Community activist and former Democratic Rep. Joe Saunders is running to unseat Republican Rep. Fabián Basabe, a first-term state lawmaker who has drawn rebukes in recent weeks from constituents outraged by his voting record and alleged misconduct.
He is the first person to challenge Basabe for the seat in House District 106, which covers a coastal strip of Miami-Dade County between Miami Beach and Aventura.
Saunders, 40, cited Basabe’s support of bills restricting LGBTQ-inclusive instruction in public schools and cracking down on exposing minors to “lewd” live shows, including drag performances, as motivating factors.
He also criticized Basabe — who ran last year as a moderate and “anti-politician” — for voting to repeal a post-Parkland ban on under-21 long rifle purchases and abstaining from voting on a since-passed measure prohibiting abortion after six weeks of gestation.
“HD 106 deserves a lawmaker who doesn’t vote against his constituents in the Capitol and then panders to us at Pride,” Saunders told Florida Politics, referring to Basabe’s participation in the Miami Beach Pride Parade on April 16. Videos show protesters booing Basabe and chanting “shame.”
“We need leadership who is fighting to fix the affordability crisis in Miami-Dade, fighting for fair wages and taking on out-of-control property insurance companies,” Saunders continued.
“We deserve better than a lawmaker who fails to oppose an extreme abortion ban and votes to repeal gun safety laws drafted by Parkland survivors. I’m running to give our community the representation we deserve and to bring balance back to the Florida House.”
Basabe, the son of a wealthy Ecuadorian businessman who appeared on the 2005 TV series, “Filthy Rich: Cattle Drive,” won election to HD 106 in November after defeating former Democratic Bal Harbor Islands Mayor Jordan Leonard by just 242 votes.
His tenure until this month was largely quiet until April 13, when he released a statement blaming Democrats for the new abortion ban and news broke that he is under investigation for allegedly slapping an aide.
The combo attracted renewed scrutiny of Basabe, his pre-election history and legislative choices this Session, including “no” votes on dozens of amendments Democrats filed to soften the abortion ban and a “yes” vote for a new law eliminating a requirement that Floridians obtain a license to carry concealed firearms.
Basabe, 45, has maintained his position on each issue is far more nuanced than what is being reported in media and represented by “advocacy groups whose sole existence relies on the funding they can raise with the controversy they continue to promote.”
Asked to comment on Saunders’ announcement, Basabe said, “I look forward to running another clean campaign based on proactive solutions, along with my ongoing relationships in Tallahassee and beyond to better my hometown community and our state.”
Despite the negative attention aimed at Basabe, which may subside by Election Day next year, Saunders does not have a clear path to victory in HD 106, a district that like much of Florida has trended increasingly conservative.

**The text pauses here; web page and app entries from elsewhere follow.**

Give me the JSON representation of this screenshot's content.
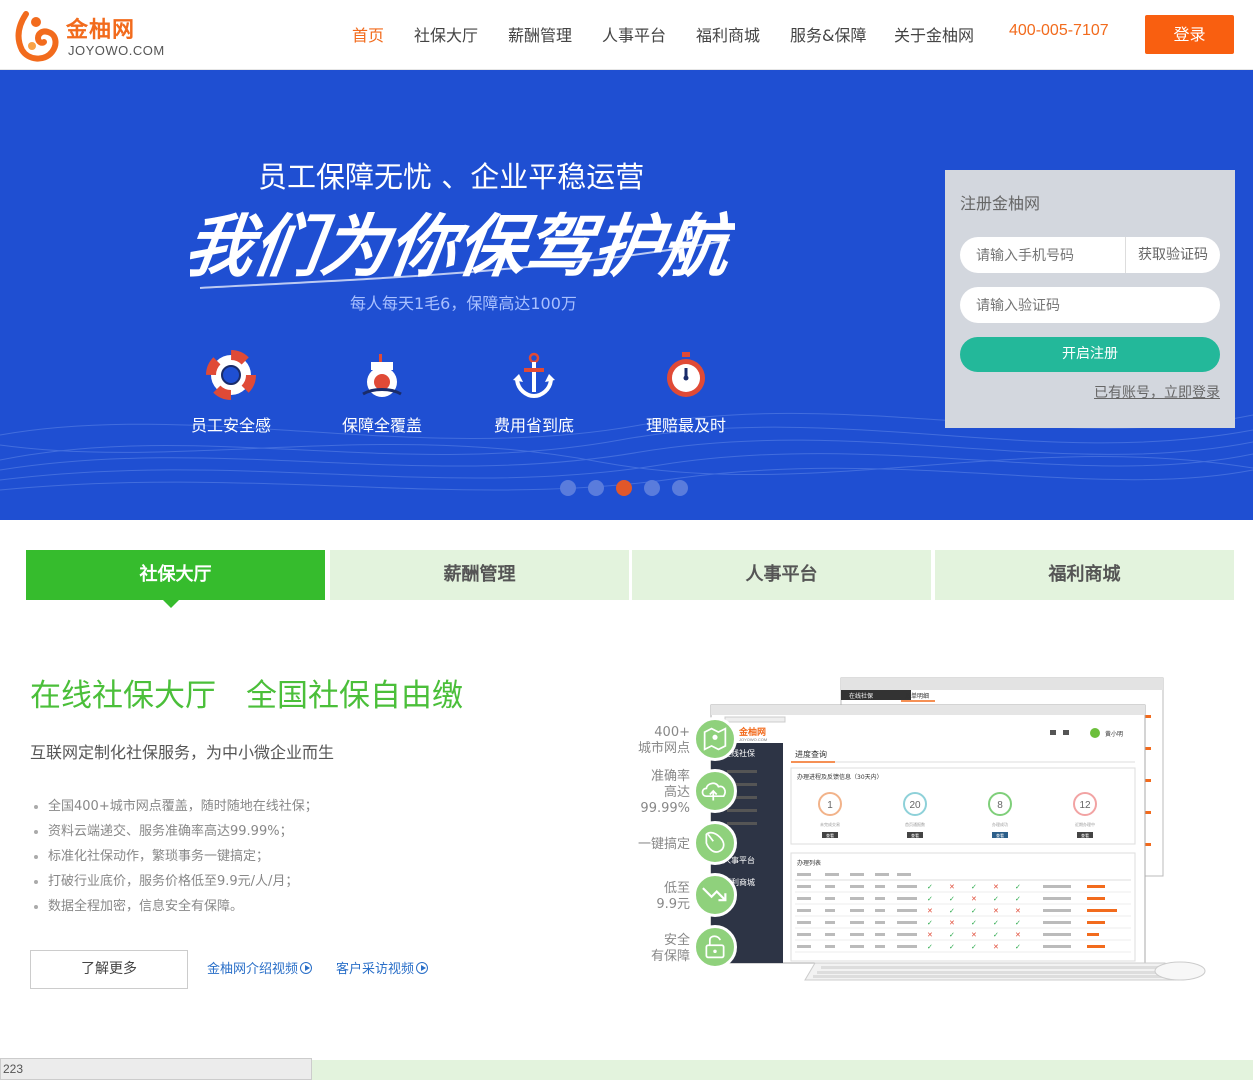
{
  "header": {
    "logo_text": "金柚网",
    "logo_sub": "JOYOWO.COM",
    "nav": [
      "首页",
      "社保大厅",
      "薪酬管理",
      "人事平台",
      "福利商城",
      "服务&保障",
      "关于金柚网"
    ],
    "phone": "400-005-7107",
    "login": "登录",
    "accent": "#f26b1d"
  },
  "banner": {
    "title": "员工保障无忧 、企业平稳运营",
    "slogan": "我们为你保驾护航",
    "subtitle": "每人每天1毛6，保障高达100万",
    "features": [
      "员工安全感",
      "保障全覆盖",
      "费用省到底",
      "理赔最及时"
    ],
    "dots": 5,
    "active_dot": 3,
    "bg_color": "#1f4fd2"
  },
  "register": {
    "title": "注册金柚网",
    "phone_placeholder": "请输入手机号码",
    "get_code": "获取验证码",
    "code_placeholder": "请输入验证码",
    "submit": "开启注册",
    "login_link": "已有账号，立即登录"
  },
  "tabs": [
    "社保大厅",
    "薪酬管理",
    "人事平台",
    "福利商城"
  ],
  "content": {
    "headline_a": "在线社保大厅",
    "headline_b": "全国社保自由缴",
    "subtitle": "互联网定制化社保服务，为中小微企业而生",
    "bullets": [
      "全国400+城市网点覆盖，随时随地在线社保；",
      "资料云端递交、服务准确率高达99.99%；",
      "标准化社保动作，繁琐事务一键搞定；",
      "打破行业底价，服务价格低至9.9元/人/月；",
      "数据全程加密，信息安全有保障。"
    ],
    "more": "了解更多",
    "video_a": "金柚网介绍视频",
    "video_b": "客户采访视频"
  },
  "illustration": {
    "labels": [
      [
        "400+",
        "城市网点"
      ],
      [
        "准确率",
        "高达",
        "99.99%"
      ],
      [
        "一键搞定"
      ],
      [
        "低至",
        "9.9元"
      ],
      [
        "安全",
        "有保障"
      ]
    ],
    "screen_menu": "在线社保",
    "screen_tab": "进度查询",
    "screen_section": "办理进程及反馈信息（30天内）",
    "stats": [
      [
        "1",
        "未完成交易"
      ],
      [
        "20",
        "首页通报数"
      ],
      [
        "8",
        "办理成功"
      ],
      [
        "12",
        "近期办理中"
      ]
    ],
    "stat_btn": "查看",
    "list_title": "办理列表",
    "user": "黄小明",
    "brand": "JOYOWO.COM",
    "back_tab": "账单明细",
    "back_menu": "在线社保"
  },
  "status_bar": "223"
}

Saunders, who served a single, two-year term representing Orlando in the House before losing his re-election bid, is not originally from the district.
He was born in Fort Lauderdale, attended the University of Central Florida and worked for years in Central Florida. Miami-Dade Property Appraiser records show he has owned a one-bedroom apartment in Miami Beach since April 2021.
He’s also neither Hispanic nor Jewish, two demographic groups that compose a significant portion of the HD 106 electorate.
“It’s going to be a very interesting race,” said Leonard, who told Florida Politics he “still considering” whether he’ll run again in 2024.